((
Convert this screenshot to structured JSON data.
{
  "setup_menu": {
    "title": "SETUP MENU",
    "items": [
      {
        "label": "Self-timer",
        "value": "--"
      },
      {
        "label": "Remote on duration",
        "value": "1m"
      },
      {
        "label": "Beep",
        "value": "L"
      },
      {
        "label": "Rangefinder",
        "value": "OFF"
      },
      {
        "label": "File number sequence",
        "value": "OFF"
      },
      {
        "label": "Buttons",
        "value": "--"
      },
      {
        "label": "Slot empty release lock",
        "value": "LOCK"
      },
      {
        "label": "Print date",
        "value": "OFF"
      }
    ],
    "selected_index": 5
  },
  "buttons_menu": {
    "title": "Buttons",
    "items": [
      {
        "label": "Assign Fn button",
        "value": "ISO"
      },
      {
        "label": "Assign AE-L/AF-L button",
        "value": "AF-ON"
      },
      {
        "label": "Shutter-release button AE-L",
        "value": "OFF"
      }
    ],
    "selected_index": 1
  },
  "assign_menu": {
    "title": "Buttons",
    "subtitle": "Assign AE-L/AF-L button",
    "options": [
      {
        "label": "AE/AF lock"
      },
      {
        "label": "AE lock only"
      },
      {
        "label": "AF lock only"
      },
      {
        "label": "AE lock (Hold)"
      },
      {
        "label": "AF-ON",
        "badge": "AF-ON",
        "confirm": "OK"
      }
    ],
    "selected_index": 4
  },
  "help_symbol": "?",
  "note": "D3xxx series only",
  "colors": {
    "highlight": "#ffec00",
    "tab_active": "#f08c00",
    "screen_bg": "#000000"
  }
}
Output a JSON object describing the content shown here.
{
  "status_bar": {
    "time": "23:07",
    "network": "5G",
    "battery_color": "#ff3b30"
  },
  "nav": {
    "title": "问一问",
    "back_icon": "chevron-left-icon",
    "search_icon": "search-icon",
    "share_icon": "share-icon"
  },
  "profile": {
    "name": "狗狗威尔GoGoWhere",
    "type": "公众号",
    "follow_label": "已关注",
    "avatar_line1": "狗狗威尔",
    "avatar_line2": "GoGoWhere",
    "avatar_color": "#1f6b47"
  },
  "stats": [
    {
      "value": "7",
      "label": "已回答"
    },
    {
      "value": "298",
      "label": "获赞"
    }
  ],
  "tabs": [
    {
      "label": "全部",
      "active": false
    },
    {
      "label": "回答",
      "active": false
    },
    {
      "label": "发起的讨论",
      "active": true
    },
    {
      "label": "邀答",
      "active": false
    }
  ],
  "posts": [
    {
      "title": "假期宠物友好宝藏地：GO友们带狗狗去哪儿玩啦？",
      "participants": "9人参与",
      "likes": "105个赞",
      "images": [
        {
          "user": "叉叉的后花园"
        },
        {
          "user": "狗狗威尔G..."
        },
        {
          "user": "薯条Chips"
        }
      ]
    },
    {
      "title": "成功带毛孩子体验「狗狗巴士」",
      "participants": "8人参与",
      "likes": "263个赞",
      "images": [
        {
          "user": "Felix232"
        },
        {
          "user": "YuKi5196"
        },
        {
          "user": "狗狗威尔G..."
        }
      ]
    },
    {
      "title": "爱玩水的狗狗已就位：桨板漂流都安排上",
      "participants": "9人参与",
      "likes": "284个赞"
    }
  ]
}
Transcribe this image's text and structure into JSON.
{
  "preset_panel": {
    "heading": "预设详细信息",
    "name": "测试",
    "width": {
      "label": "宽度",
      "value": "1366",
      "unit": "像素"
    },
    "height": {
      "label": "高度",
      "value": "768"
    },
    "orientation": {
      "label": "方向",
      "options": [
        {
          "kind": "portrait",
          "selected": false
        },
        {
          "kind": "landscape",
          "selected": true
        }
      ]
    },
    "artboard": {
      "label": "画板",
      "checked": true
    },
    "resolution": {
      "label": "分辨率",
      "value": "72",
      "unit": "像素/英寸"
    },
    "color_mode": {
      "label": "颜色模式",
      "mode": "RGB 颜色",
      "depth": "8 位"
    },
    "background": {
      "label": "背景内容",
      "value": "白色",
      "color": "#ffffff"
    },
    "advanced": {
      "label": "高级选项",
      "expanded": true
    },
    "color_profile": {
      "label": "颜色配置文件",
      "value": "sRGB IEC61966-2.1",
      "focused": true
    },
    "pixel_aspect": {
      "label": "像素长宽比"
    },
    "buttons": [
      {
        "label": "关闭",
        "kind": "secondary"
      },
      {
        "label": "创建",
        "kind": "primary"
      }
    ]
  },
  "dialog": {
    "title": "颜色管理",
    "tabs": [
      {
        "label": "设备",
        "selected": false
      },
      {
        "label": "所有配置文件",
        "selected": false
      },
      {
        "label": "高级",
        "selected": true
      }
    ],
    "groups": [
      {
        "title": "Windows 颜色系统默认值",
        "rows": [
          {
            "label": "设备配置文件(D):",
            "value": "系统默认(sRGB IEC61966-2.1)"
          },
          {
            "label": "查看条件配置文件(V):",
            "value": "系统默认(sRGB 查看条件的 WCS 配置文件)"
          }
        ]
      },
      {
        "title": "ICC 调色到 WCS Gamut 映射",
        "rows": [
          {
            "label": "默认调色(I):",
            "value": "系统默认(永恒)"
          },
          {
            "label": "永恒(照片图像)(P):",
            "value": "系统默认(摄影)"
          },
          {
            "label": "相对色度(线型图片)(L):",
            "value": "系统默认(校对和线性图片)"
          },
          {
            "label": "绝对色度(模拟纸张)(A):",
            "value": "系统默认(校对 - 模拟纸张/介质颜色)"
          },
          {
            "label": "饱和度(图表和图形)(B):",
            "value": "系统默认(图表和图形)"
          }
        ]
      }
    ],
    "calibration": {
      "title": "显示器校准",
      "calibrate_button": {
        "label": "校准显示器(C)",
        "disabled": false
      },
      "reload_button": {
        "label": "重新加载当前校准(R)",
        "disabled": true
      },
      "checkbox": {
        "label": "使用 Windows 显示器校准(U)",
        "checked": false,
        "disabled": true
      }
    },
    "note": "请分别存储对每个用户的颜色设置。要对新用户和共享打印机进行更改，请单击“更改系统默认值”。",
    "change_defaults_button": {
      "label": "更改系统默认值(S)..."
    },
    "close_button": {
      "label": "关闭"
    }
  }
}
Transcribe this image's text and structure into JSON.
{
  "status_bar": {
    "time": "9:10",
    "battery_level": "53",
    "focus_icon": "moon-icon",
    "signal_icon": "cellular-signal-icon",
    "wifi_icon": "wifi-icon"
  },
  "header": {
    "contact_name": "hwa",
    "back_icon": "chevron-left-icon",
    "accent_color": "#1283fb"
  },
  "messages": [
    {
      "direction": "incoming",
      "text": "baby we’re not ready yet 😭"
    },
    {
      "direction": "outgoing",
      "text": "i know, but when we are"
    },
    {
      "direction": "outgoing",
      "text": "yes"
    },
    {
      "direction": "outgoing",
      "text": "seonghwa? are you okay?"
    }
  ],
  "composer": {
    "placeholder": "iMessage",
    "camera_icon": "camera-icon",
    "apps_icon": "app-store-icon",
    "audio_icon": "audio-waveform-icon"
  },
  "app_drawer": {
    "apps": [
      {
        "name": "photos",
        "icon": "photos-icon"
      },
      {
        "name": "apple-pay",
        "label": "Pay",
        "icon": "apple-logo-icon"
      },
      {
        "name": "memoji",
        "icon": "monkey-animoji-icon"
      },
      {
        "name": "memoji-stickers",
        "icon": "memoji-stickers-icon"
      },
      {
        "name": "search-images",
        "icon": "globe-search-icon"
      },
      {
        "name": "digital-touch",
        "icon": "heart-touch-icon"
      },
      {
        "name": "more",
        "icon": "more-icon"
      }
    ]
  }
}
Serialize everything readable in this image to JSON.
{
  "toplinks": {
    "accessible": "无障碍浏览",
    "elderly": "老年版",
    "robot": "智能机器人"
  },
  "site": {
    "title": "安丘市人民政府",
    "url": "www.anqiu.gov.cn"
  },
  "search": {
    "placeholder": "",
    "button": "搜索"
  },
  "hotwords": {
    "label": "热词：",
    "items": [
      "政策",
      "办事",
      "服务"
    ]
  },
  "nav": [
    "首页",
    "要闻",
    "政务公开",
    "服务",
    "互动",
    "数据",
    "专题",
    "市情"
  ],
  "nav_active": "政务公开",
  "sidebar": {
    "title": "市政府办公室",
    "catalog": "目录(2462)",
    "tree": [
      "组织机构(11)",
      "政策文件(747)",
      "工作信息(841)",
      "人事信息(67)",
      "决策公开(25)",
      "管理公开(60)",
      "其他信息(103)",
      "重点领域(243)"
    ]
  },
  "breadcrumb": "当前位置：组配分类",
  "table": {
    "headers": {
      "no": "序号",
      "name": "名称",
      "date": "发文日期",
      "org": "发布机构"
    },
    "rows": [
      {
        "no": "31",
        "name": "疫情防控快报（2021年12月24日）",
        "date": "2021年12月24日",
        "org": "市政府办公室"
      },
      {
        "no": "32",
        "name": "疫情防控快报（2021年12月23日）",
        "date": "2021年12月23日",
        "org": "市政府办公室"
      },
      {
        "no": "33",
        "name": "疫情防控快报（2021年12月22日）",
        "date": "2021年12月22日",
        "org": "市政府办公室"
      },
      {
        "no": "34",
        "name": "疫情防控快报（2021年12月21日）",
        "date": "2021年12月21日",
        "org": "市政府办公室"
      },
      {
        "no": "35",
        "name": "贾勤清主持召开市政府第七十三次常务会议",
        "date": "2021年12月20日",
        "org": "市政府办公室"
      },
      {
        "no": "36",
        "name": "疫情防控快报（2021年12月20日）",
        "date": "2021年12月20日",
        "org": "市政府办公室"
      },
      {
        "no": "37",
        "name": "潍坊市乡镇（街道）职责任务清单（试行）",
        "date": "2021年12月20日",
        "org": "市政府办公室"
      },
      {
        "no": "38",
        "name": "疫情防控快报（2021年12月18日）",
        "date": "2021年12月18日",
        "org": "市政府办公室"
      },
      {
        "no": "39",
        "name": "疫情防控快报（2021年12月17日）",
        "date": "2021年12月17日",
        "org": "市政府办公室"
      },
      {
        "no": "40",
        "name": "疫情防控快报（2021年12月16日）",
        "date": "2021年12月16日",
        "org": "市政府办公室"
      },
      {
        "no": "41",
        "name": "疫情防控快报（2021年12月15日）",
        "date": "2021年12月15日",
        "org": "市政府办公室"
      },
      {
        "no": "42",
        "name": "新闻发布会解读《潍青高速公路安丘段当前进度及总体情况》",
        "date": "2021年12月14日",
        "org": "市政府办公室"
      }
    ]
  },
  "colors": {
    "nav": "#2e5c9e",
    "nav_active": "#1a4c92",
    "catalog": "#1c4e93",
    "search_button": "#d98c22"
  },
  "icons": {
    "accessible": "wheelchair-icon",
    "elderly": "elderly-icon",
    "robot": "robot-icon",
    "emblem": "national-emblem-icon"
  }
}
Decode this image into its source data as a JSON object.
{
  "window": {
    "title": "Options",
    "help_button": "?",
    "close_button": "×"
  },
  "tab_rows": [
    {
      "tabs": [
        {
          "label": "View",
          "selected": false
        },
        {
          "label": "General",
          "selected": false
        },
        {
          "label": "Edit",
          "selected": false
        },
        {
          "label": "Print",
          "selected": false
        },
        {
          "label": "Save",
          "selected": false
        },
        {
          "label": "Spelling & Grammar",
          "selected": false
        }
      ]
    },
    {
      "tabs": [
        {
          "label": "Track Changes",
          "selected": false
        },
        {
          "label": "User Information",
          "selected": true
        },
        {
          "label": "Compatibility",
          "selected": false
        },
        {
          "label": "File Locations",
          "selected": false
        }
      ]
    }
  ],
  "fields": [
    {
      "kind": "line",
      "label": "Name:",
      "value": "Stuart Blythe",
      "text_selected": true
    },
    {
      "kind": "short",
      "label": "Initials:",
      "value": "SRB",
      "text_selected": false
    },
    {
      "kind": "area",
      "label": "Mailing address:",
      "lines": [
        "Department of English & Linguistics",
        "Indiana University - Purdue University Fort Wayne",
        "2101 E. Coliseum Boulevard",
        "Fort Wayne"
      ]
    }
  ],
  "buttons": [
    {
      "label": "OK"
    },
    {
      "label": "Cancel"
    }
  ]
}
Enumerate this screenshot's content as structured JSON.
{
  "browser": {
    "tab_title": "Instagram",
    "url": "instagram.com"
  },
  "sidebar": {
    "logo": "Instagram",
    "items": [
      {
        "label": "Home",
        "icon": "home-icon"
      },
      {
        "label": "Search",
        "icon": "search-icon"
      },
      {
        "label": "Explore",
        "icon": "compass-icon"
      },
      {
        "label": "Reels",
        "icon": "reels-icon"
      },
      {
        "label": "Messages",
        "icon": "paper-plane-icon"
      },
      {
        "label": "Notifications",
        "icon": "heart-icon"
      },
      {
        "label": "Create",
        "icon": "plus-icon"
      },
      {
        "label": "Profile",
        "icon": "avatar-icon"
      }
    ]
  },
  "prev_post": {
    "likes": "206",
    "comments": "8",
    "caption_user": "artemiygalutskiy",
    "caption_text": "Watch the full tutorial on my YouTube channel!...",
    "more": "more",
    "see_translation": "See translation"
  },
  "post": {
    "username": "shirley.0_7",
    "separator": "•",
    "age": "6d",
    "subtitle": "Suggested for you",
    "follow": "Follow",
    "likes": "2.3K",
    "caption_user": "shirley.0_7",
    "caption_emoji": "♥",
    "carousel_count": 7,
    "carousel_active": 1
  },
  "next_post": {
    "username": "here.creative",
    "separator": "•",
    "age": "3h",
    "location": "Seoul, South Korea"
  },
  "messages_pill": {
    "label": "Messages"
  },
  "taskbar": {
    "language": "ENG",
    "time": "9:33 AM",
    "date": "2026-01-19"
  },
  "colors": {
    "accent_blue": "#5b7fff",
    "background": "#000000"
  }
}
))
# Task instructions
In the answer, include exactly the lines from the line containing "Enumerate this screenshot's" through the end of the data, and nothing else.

# Finished exercise
Enumerate this screenshot's content as structured JSON.
{
  "browser": {
    "tab_title": "Instagram",
    "url": "instagram.com"
  },
  "sidebar": {
    "logo": "Instagram",
    "items": [
      {
        "label": "Home",
        "icon": "home-icon"
      },
      {
        "label": "Search",
        "icon": "search-icon"
      },
      {
        "label": "Explore",
        "icon": "compass-icon"
      },
      {
        "label": "Reels",
        "icon": "reels-icon"
      },
      {
        "label": "Messages",
        "icon": "paper-plane-icon"
      },
      {
        "label": "Notifications",
        "icon": "heart-icon"
      },
      {
        "label": "Create",
        "icon": "plus-icon"
      },
      {
        "label": "Profile",
        "icon": "avatar-icon"
      }
    ]
  },
  "prev_post": {
    "likes": "206",
    "comments": "8",
    "caption_user": "artemiygalutskiy",
    "caption_text": "Watch the full tutorial on my YouTube channel!...",
    "more": "more",
    "see_translation": "See translation"
  },
  "post": {
    "username": "shirley.0_7",
    "separator": "•",
    "age": "6d",
    "subtitle": "Suggested for you",
    "follow": "Follow",
    "likes": "2.3K",
    "caption_user": "shirley.0_7",
    "caption_emoji": "♥",
    "carousel_count": 7,
    "carousel_active": 1
  },
  "next_post": {
    "username": "here.creative",
    "separator": "•",
    "age": "3h",
    "location": "Seoul, South Korea"
  },
  "messages_pill": {
    "label": "Messages"
  },
  "taskbar": {
    "language": "ENG",
    "time": "9:33 AM",
    "date": "2026-01-19"
  },
  "colors": {
    "accent_blue": "#5b7fff",
    "background": "#000000"
  }
}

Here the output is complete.